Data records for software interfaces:
-*-

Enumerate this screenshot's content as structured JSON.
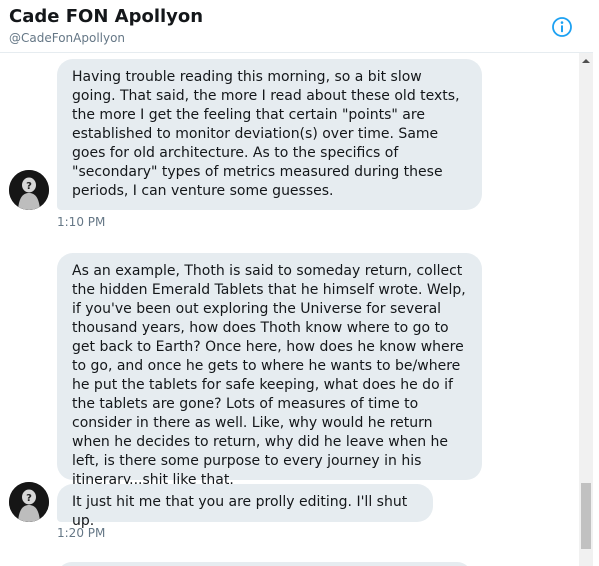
{
  "header": {
    "title": "Cade FON Apollyon",
    "handle": "@CadeFonApollyon",
    "info_icon": "info-circle-icon",
    "accent_color": "#1da1f2"
  },
  "messages": [
    {
      "text": "Having trouble reading this morning, so a bit slow going. That said, the more I read about these old texts, the more I get the feeling that certain \"points\" are established to monitor deviation(s) over time. Same goes for old architecture. As to the specifics of \"secondary\" types of metrics measured during these periods, I can venture some guesses.",
      "timestamp": "1:10 PM"
    },
    {
      "text": "As an example, Thoth is said to someday return, collect the hidden Emerald Tablets that he himself wrote. Welp, if you've been out exploring the Universe for several thousand years, how does Thoth know where to go to get back to Earth? Once here, how does he know where to go, and once he gets to where he wants to be/where he put the tablets for safe keeping, what does he do if the tablets are gone? Lots of measures of time to consider in there as well. Like, why would he return when he decides to return, why did he leave when he left, is there some purpose to every journey in his itinerary...shit like that."
    },
    {
      "text": "It just hit me that you are prolly editing. I'll shut up.",
      "timestamp": "1:20 PM"
    }
  ],
  "colors": {
    "bubble_bg": "#e6ecf0",
    "timestamp": "#657786",
    "text": "#14171a"
  }
}
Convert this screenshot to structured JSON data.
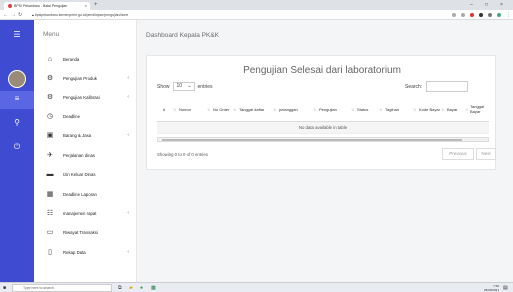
{
  "browser": {
    "tab_title": "BPSI Pekanbaru - Balai Pengujian",
    "new_tab_icon": "plus-icon",
    "url": "bpsipekanbaru.kemenperin.go.id/pemilidpse/pengujian/done"
  },
  "header": {
    "title": "Dashboard Kepala PK&K"
  },
  "sidebar": {
    "title": "Menu",
    "items": [
      {
        "label": "Beranda",
        "icon": "home-icon",
        "arrow": ""
      },
      {
        "label": "Pengujian Produk",
        "icon": "gears-icon",
        "arrow": "‹"
      },
      {
        "label": "Pengujian Kalibrasi",
        "icon": "gears-icon",
        "arrow": "‹"
      },
      {
        "label": "Deadline",
        "icon": "clock-icon",
        "arrow": ""
      },
      {
        "label": "Barang & Jasa",
        "icon": "box-icon",
        "arrow": "‹"
      },
      {
        "label": "Perjalanan dinas",
        "icon": "plane-icon",
        "arrow": ""
      },
      {
        "label": "Izin Keluar Dinas",
        "icon": "car-icon",
        "arrow": ""
      },
      {
        "label": "Deadline Laporan",
        "icon": "calendar-icon",
        "arrow": ""
      },
      {
        "label": "manajemen rapat",
        "icon": "users-icon",
        "arrow": "‹"
      },
      {
        "label": "Riwayat Transaksi",
        "icon": "card-icon",
        "arrow": ""
      },
      {
        "label": "Rekap Data",
        "icon": "document-icon",
        "arrow": "‹"
      }
    ]
  },
  "table_card": {
    "title": "Pengujian Selesai dari laboratorium",
    "show_label": "Show",
    "page_size": "10",
    "entries_label": "entries",
    "search_label": "Search:",
    "columns": [
      "#",
      "Nomor",
      "No Order",
      "Tanggal daftar",
      "pelanggan",
      "Pengujian",
      "Status",
      "Tagihan",
      "Kode Bayar",
      "Bayar",
      "Tanggal Bayar"
    ],
    "empty_text": "No data available in table",
    "info": "Showing 0 to 0 of 0 entries",
    "prev": "Previous",
    "next": "Next"
  },
  "taskbar": {
    "search_placeholder": "Type here to search",
    "time": "7:56",
    "date": "28/09/2021"
  },
  "colors": {
    "accent": "#3f4bd1",
    "rail_active": "#5a66e3"
  }
}
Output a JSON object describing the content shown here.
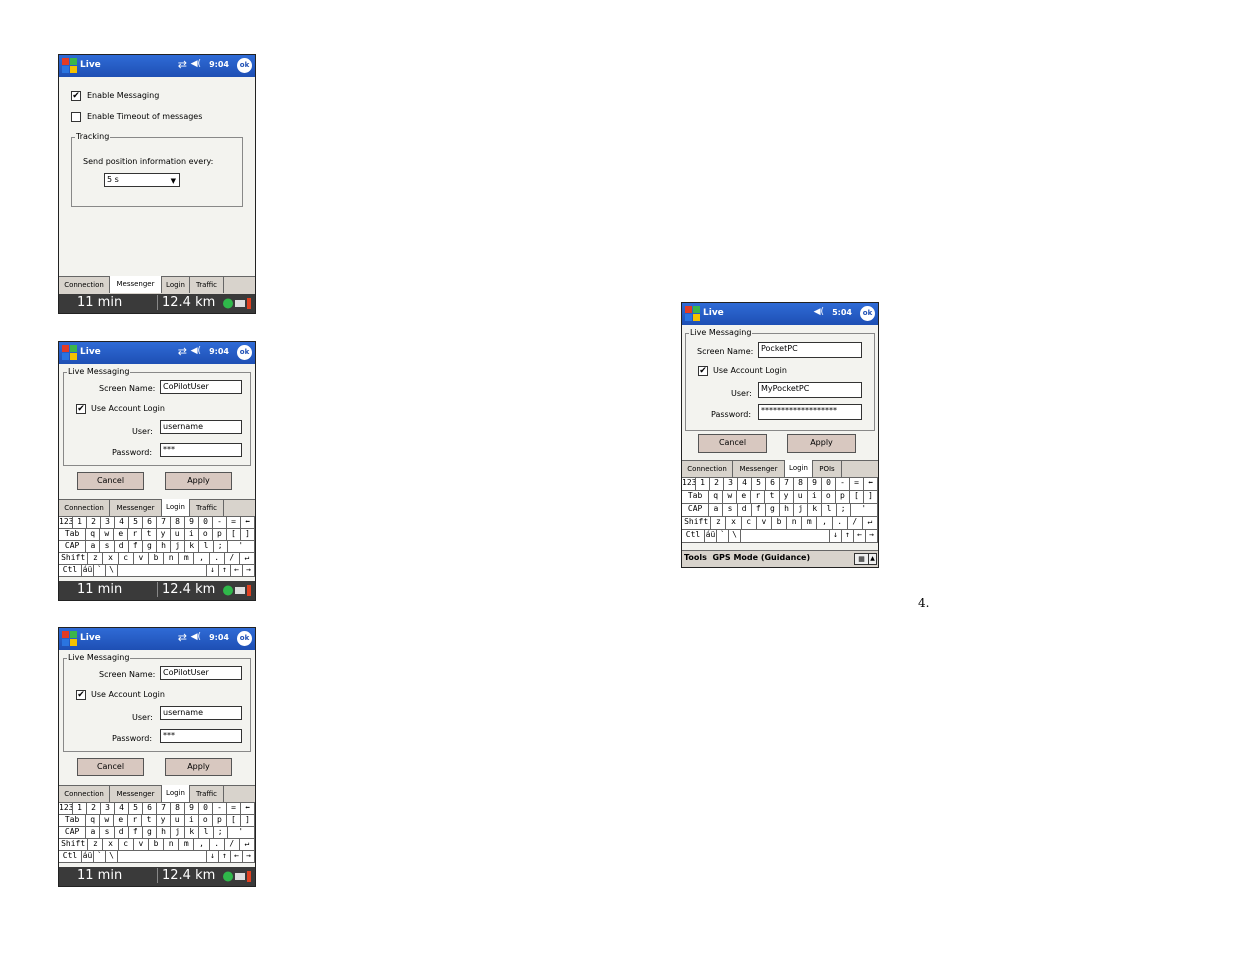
{
  "common": {
    "app_title": "Live",
    "ok_label": "ok",
    "status_time": "11 min",
    "status_distance": "12.4 km"
  },
  "screen1": {
    "clock": "9:04",
    "enable_messaging": "Enable Messaging",
    "enable_timeout": "Enable Timeout of messages",
    "tracking_group": "Tracking",
    "send_position": "Send position information every:",
    "interval_value": "5  s",
    "tabs": [
      "Connection",
      "Messenger",
      "Login",
      "Traffic"
    ]
  },
  "screen2": {
    "clock": "9:04",
    "group": "Live Messaging",
    "screen_name_label": "Screen Name:",
    "screen_name_value": "CoPilotUser",
    "use_account_login": "Use Account Login",
    "user_label": "User:",
    "user_value": "username",
    "password_label": "Password:",
    "password_value": "***",
    "cancel": "Cancel",
    "apply": "Apply",
    "tabs": [
      "Connection",
      "Messenger",
      "Login",
      "Traffic"
    ]
  },
  "screen3": {
    "clock": "9:04",
    "group": "Live Messaging",
    "screen_name_label": "Screen Name:",
    "screen_name_value": "CoPilotUser",
    "use_account_login": "Use Account Login",
    "user_label": "User:",
    "user_value": "username",
    "password_label": "Password:",
    "password_value": "***",
    "cancel": "Cancel",
    "apply": "Apply",
    "tabs": [
      "Connection",
      "Messenger",
      "Login",
      "Traffic"
    ]
  },
  "screen4": {
    "clock": "5:04",
    "group": "Live Messaging",
    "screen_name_label": "Screen Name:",
    "screen_name_value": "PocketPC",
    "use_account_login": "Use Account Login",
    "user_label": "User:",
    "user_value": "MyPocketPC",
    "password_label": "Password:",
    "password_value": "*******************",
    "cancel": "Cancel",
    "apply": "Apply",
    "tabs": [
      "Connection",
      "Messenger",
      "Login",
      "POIs"
    ],
    "menu": "Tools  GPS Mode (Guidance)"
  },
  "keyboard": {
    "row1": [
      "123",
      "1",
      "2",
      "3",
      "4",
      "5",
      "6",
      "7",
      "8",
      "9",
      "0",
      "-",
      "=",
      "⬅"
    ],
    "row2": [
      "Tab",
      "q",
      "w",
      "e",
      "r",
      "t",
      "y",
      "u",
      "i",
      "o",
      "p",
      "[",
      "]"
    ],
    "row3": [
      "CAP",
      "a",
      "s",
      "d",
      "f",
      "g",
      "h",
      "j",
      "k",
      "l",
      ";",
      "'"
    ],
    "row4": [
      "Shift",
      "z",
      "x",
      "c",
      "v",
      "b",
      "n",
      "m",
      ",",
      ".",
      "/",
      "↵"
    ],
    "row5": [
      "Ctl",
      "áü",
      "`",
      "\\",
      "",
      "↓",
      "↑",
      "←",
      "→"
    ]
  },
  "page_number": "4."
}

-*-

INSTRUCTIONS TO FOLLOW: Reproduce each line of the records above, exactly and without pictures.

EXERCISE RESULT:
Enumerate this screenshot's content as structured JSON.
{
  "header": {
    "title": "Cade FON Apollyon",
    "handle": "@CadeFonApollyon",
    "info_icon": "info-circle-icon",
    "accent_color": "#1da1f2"
  },
  "messages": [
    {
      "text": "Having trouble reading this morning, so a bit slow going. That said, the more I read about these old texts, the more I get the feeling that certain \"points\" are established to monitor deviation(s) over time. Same goes for old architecture. As to the specifics of \"secondary\" types of metrics measured during these periods, I can venture some guesses.",
      "timestamp": "1:10 PM"
    },
    {
      "text": "As an example, Thoth is said to someday return, collect the hidden Emerald Tablets that he himself wrote. Welp, if you've been out exploring the Universe for several thousand years, how does Thoth know where to go to get back to Earth? Once here, how does he know where to go, and once he gets to where he wants to be/where he put the tablets for safe keeping, what does he do if the tablets are gone? Lots of measures of time to consider in there as well. Like, why would he return when he decides to return, why did he leave when he left, is there some purpose to every journey in his itinerary...shit like that."
    },
    {
      "text": "It just hit me that you are prolly editing. I'll shut up.",
      "timestamp": "1:20 PM"
    }
  ],
  "colors": {
    "bubble_bg": "#e6ecf0",
    "timestamp": "#657786",
    "text": "#14171a"
  }
}
Convert this screenshot to structured JSON data.
{
  "browser": {
    "tab_title": "BPSI Pekanbaru - Balai Pengujian",
    "new_tab_icon": "plus-icon",
    "url": "bpsipekanbaru.kemenperin.go.id/pemilidpse/pengujian/done"
  },
  "header": {
    "title": "Dashboard Kepala PK&K"
  },
  "sidebar": {
    "title": "Menu",
    "items": [
      {
        "label": "Beranda",
        "icon": "home-icon",
        "arrow": ""
      },
      {
        "label": "Pengujian Produk",
        "icon": "gears-icon",
        "arrow": "‹"
      },
      {
        "label": "Pengujian Kalibrasi",
        "icon": "gears-icon",
        "arrow": "‹"
      },
      {
        "label": "Deadline",
        "icon": "clock-icon",
        "arrow": ""
      },
      {
        "label": "Barang & Jasa",
        "icon": "box-icon",
        "arrow": "‹"
      },
      {
        "label": "Perjalanan dinas",
        "icon": "plane-icon",
        "arrow": ""
      },
      {
        "label": "Izin Keluar Dinas",
        "icon": "car-icon",
        "arrow": ""
      },
      {
        "label": "Deadline Laporan",
        "icon": "calendar-icon",
        "arrow": ""
      },
      {
        "label": "manajemen rapat",
        "icon": "users-icon",
        "arrow": "‹"
      },
      {
        "label": "Riwayat Transaksi",
        "icon": "card-icon",
        "arrow": ""
      },
      {
        "label": "Rekap Data",
        "icon": "document-icon",
        "arrow": "‹"
      }
    ]
  },
  "table_card": {
    "title": "Pengujian Selesai dari laboratorium",
    "show_label": "Show",
    "page_size": "10",
    "entries_label": "entries",
    "search_label": "Search:",
    "columns": [
      "#",
      "Nomor",
      "No Order",
      "Tanggal daftar",
      "pelanggan",
      "Pengujian",
      "Status",
      "Tagihan",
      "Kode Bayar",
      "Bayar",
      "Tanggal Bayar"
    ],
    "empty_text": "No data available in table",
    "info": "Showing 0 to 0 of 0 entries",
    "prev": "Previous",
    "next": "Next"
  },
  "taskbar": {
    "search_placeholder": "Type here to search",
    "time": "7:56",
    "date": "28/09/2021"
  },
  "colors": {
    "accent": "#3f4bd1",
    "rail_active": "#5a66e3"
  }
}
Output a JSON object describing the content shown here.
{
  "common": {
    "app_title": "Live",
    "ok_label": "ok",
    "status_time": "11 min",
    "status_distance": "12.4 km"
  },
  "screen1": {
    "clock": "9:04",
    "enable_messaging": "Enable Messaging",
    "enable_timeout": "Enable Timeout of messages",
    "tracking_group": "Tracking",
    "send_position": "Send position information every:",
    "interval_value": "5  s",
    "tabs": [
      "Connection",
      "Messenger",
      "Login",
      "Traffic"
    ]
  },
  "screen2": {
    "clock": "9:04",
    "group": "Live Messaging",
    "screen_name_label": "Screen Name:",
    "screen_name_value": "CoPilotUser",
    "use_account_login": "Use Account Login",
    "user_label": "User:",
    "user_value": "username",
    "password_label": "Password:",
    "password_value": "***",
    "cancel": "Cancel",
    "apply": "Apply",
    "tabs": [
      "Connection",
      "Messenger",
      "Login",
      "Traffic"
    ]
  },
  "screen3": {
    "clock": "9:04",
    "group": "Live Messaging",
    "screen_name_label": "Screen Name:",
    "screen_name_value": "CoPilotUser",
    "use_account_login": "Use Account Login",
    "user_label": "User:",
    "user_value": "username",
    "password_label": "Password:",
    "password_value": "***",
    "cancel": "Cancel",
    "apply": "Apply",
    "tabs": [
      "Connection",
      "Messenger",
      "Login",
      "Traffic"
    ]
  },
  "screen4": {
    "clock": "5:04",
    "group": "Live Messaging",
    "screen_name_label": "Screen Name:",
    "screen_name_value": "PocketPC",
    "use_account_login": "Use Account Login",
    "user_label": "User:",
    "user_value": "MyPocketPC",
    "password_label": "Password:",
    "password_value": "*******************",
    "cancel": "Cancel",
    "apply": "Apply",
    "tabs": [
      "Connection",
      "Messenger",
      "Login",
      "POIs"
    ],
    "menu": "Tools  GPS Mode (Guidance)"
  },
  "keyboard": {
    "row1": [
      "123",
      "1",
      "2",
      "3",
      "4",
      "5",
      "6",
      "7",
      "8",
      "9",
      "0",
      "-",
      "=",
      "⬅"
    ],
    "row2": [
      "Tab",
      "q",
      "w",
      "e",
      "r",
      "t",
      "y",
      "u",
      "i",
      "o",
      "p",
      "[",
      "]"
    ],
    "row3": [
      "CAP",
      "a",
      "s",
      "d",
      "f",
      "g",
      "h",
      "j",
      "k",
      "l",
      ";",
      "'"
    ],
    "row4": [
      "Shift",
      "z",
      "x",
      "c",
      "v",
      "b",
      "n",
      "m",
      ",",
      ".",
      "/",
      "↵"
    ],
    "row5": [
      "Ctl",
      "áü",
      "`",
      "\\",
      "",
      "↓",
      "↑",
      "←",
      "→"
    ]
  },
  "page_number": "4."
}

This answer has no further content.